Religion remains a solid priority to Americans year after year, which does not come as a shock to Robert Kissane, president of Community Counseling Service Co., LLC (CCS) in New York City, because it is so engrained in their culture. Even when donations to other charities dwindle, religion still makes the cut.
“Most religious giving is done weekly on Saturdays or Sundays and at services,” said Kissane. “It’s something that Americans give to regularly. If you have 10 charities, and you want to cut it down to three, religion will still always be there,” he said.
The drop of 3.2 percent, adjusted for inflation, in overall giving “reflects the combined results of some donors increasing their giving, some holding steady, and others decreasing their contributions,” Rooney said.
While Giving USA does a better job each year of honing in charitable giving, there are still improvements that could be made, such as a better idea of how much money flows through as contributions to certain organizations. Gifts to United Ways and others in the public-societal benefit category can spread across the sector, whether funneled to human services groups or as gifts to foundations.
Perhaps breathing a relative sigh of relief, every corner of the nonprofit sector had a similar refrain on the 2009 estimates: It wasn’t nearly as bad as expected. “Based on our examination of the data as well as econometric modeling, frankly, things could have been worse overall for those who operate the charities that make up 8 percent of the total American economy,” said Falk.

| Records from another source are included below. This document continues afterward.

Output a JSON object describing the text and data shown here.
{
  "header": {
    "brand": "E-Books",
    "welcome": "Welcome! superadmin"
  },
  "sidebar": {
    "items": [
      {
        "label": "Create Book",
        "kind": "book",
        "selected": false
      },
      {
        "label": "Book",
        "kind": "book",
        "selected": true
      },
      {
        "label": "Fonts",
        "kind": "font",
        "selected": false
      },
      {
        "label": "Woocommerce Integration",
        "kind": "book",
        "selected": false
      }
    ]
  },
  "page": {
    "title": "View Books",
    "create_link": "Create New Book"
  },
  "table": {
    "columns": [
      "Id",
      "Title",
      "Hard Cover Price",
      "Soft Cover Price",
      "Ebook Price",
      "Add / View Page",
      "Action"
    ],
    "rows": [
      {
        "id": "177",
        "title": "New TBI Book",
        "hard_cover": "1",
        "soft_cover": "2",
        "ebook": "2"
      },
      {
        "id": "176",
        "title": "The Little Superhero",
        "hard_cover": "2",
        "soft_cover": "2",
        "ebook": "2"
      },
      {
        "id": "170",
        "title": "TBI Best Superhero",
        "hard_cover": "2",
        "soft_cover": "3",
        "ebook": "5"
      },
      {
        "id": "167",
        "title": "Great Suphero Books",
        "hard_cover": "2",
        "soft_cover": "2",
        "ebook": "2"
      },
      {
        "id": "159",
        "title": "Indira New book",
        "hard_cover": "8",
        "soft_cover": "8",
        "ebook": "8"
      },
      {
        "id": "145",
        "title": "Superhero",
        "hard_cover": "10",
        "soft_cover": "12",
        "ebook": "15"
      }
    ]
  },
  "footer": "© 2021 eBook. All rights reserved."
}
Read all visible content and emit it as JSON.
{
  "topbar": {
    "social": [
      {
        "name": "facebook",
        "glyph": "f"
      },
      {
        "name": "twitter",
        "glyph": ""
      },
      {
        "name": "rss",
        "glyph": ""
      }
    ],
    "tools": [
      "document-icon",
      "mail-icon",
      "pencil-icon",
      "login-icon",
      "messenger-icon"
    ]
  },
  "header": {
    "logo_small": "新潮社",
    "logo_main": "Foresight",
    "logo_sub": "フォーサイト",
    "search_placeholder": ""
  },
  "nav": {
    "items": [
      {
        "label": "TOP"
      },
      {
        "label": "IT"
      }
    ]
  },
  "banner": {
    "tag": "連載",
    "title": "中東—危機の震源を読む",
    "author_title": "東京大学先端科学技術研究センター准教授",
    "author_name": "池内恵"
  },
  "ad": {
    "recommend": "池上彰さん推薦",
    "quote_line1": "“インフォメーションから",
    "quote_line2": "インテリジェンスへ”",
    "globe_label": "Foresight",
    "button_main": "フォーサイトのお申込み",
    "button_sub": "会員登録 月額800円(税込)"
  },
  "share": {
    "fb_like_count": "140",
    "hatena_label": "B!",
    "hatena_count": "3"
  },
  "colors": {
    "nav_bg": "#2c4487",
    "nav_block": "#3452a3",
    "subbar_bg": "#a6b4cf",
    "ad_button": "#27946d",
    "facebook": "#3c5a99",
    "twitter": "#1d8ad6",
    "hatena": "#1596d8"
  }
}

A complete package of stories and analysis will be in the July 1 print edition of The NonProfit Times .